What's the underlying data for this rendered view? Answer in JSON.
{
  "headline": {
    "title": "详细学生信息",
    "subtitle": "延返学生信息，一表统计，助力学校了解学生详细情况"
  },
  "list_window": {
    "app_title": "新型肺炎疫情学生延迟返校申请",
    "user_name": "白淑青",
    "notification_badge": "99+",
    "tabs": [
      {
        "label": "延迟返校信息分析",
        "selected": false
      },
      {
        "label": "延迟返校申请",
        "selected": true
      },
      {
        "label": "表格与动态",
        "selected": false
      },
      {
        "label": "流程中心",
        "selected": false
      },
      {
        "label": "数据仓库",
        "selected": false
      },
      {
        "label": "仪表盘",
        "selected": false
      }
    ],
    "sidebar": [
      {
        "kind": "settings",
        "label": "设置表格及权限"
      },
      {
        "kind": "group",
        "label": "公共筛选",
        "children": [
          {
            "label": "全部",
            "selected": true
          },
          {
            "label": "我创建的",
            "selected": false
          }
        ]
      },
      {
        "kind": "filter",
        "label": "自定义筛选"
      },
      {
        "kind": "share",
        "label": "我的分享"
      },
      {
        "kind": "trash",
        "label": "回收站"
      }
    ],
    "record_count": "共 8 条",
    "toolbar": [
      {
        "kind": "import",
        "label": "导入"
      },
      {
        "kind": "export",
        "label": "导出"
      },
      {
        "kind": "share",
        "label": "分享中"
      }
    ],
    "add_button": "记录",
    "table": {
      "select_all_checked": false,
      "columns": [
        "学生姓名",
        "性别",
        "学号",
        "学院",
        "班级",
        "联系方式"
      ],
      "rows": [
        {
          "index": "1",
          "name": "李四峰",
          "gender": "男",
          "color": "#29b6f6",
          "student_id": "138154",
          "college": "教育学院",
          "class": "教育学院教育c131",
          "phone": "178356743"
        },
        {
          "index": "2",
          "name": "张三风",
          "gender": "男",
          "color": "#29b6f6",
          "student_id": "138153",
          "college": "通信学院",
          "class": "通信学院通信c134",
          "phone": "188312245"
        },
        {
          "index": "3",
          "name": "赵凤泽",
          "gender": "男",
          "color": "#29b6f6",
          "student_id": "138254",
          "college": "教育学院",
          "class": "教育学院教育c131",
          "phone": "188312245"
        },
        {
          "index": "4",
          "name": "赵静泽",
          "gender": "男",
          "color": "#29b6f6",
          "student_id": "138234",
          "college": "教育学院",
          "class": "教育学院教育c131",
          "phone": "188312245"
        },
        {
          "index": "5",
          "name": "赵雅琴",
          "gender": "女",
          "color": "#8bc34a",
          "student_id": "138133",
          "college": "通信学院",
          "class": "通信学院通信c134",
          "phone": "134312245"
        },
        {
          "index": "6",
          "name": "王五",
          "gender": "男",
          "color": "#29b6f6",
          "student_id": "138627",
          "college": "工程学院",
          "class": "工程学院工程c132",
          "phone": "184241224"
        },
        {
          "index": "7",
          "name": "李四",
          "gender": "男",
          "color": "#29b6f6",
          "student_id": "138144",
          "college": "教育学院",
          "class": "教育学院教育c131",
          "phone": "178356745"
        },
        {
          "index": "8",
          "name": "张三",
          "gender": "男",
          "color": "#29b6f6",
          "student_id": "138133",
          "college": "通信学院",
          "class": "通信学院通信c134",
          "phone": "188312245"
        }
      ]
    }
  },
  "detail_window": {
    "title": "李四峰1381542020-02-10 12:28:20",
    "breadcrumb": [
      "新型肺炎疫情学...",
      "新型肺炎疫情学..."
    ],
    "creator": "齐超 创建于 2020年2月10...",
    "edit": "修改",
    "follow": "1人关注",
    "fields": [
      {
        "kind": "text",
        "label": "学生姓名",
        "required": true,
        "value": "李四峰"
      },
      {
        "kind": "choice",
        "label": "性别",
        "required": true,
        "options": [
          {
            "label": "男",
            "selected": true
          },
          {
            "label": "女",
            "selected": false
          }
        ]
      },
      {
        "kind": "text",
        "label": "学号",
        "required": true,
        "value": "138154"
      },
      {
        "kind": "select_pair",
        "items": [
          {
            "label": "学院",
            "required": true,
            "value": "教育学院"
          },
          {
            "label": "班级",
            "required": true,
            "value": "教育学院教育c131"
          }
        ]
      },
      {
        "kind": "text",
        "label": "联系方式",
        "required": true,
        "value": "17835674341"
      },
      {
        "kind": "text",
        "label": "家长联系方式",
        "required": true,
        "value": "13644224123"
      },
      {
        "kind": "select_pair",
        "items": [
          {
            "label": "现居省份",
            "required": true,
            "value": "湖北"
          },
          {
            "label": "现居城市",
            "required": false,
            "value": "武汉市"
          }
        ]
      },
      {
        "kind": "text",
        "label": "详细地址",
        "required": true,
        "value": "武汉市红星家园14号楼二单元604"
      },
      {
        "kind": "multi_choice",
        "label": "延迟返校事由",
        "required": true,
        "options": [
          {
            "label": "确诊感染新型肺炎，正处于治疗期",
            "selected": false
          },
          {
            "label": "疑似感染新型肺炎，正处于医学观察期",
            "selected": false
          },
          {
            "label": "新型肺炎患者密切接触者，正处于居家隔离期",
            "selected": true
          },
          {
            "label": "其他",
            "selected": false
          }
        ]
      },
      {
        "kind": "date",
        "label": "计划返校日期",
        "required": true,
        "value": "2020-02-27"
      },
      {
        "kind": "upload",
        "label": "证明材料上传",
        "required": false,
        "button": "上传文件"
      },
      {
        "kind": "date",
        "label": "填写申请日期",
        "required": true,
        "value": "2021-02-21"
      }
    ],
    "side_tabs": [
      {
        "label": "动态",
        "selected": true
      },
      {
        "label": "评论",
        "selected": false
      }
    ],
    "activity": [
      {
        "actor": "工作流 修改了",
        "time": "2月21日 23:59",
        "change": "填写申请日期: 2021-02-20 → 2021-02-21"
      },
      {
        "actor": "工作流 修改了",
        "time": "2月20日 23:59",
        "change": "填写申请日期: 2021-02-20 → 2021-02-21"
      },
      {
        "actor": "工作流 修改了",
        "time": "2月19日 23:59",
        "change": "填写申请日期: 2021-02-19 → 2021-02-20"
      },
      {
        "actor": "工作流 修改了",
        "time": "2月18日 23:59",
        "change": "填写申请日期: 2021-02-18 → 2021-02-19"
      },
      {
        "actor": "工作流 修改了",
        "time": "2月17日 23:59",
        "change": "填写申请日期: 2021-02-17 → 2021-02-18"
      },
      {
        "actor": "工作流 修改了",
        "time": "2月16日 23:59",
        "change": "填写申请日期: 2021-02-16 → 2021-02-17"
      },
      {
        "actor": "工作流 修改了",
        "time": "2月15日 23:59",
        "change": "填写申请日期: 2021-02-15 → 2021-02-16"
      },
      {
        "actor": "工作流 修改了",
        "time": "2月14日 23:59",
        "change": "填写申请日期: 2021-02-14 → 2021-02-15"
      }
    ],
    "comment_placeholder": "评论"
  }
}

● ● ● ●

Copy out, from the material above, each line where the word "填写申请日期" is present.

» **Task response**:
        "label": "填写申请日期",
        "change": "填写申请日期: 2021-02-20 → 2021-02-21"
        "change": "填写申请日期: 2021-02-20 → 2021-02-21"
        "change": "填写申请日期: 2021-02-19 → 2021-02-20"
        "change": "填写申请日期: 2021-02-18 → 2021-02-19"
        "change": "填写申请日期: 2021-02-17 → 2021-02-18"
        "change": "填写申请日期: 2021-02-16 → 2021-02-17"
        "change": "填写申请日期: 2021-02-15 → 2021-02-16"
        "change": "填写申请日期: 2021-02-14 → 2021-02-15"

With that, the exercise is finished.